As Interest Rates Rise, the NJ Real Estate Market’s New Twist
Interest rates have already been raised several times this year by the Federal Reserve but what’s expected to be another big hike on Wednesday will push the cost of getting a home mortgage in New Jersey even higher.
As a result, Jeff Otteau, the founder of the Otteau Group Real Estate Valuation and Consulting Co. in Matawan, and managing broker at Hudson Atlantic Realty, said the housing market in New Jersey continues to unravel.
He said over the past two years, home prices in the Garden State have increased about 35% while interest rates have increased 4.5%, making homeownership 75% more expensive — "and that’s just too much.”
The script has flipped
Otteau said more and more homes are sitting unsold on the market and sellers are no longer calling the shots.
“That script has now flipped to the point that we are transitioning into a buyer’s market, where the buyer has more control over negotiations and is likely to offer less than asking price in order to secure a home," he said.
He said for the rest of this year into the first part of 2023 we can expect to see interest rates go even higher.
“We’ve gone from August of last year with a 2.7% 30-year fixed rate mortgage to more than 7% today, we’ll see very sluggish home sales,” he predicted.
Otteau said it’s likely as interest rates keep climbing home prices will actually begin to decline, but “we’re not expecting it to be a large drop in home prices, we are calling for about a 10% drop in the value of homes in New Jersey over the next couple of years.”
What will happen to rents?

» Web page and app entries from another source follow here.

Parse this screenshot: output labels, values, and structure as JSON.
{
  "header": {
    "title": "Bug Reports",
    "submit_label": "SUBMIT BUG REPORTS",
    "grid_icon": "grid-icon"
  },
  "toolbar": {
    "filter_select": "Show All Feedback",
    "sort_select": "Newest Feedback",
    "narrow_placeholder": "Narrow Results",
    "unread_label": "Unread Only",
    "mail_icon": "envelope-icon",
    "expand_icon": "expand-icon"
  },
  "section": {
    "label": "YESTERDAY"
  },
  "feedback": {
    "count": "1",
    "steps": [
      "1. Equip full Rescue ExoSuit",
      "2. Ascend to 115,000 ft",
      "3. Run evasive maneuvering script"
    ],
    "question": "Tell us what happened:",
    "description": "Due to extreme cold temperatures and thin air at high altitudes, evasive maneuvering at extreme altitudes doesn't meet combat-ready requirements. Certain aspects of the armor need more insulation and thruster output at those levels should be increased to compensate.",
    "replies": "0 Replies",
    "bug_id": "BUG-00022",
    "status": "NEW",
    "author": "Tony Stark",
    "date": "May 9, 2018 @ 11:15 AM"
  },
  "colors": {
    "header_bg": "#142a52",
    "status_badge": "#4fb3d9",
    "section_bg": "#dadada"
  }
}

He said in the short term, “the weakness in home sales will translate into strengthening for the apartment market because people need to live somewhere.”
He said many 30-something couples hoping to move out of their apartments and become homeowners have had to put those plans on hold because of high-interest rates.
"In the short term, it is beneficial to apartments because it keeps the demand high.”
He said while it has become more difficult to afford a home in the Garden State, the shifting playing field is actually giving those looking to buy a house some advantages.
“They will have more selection to choose from because there are more homes now on the market,” he said. “They’ll have more leverage in terms of negotiating the purchase price.”
Otteau said that “once this all settles out, which typically occurs pretty quickly, within 18 months, there’s an opportunity to refinance at a lower interest rate.”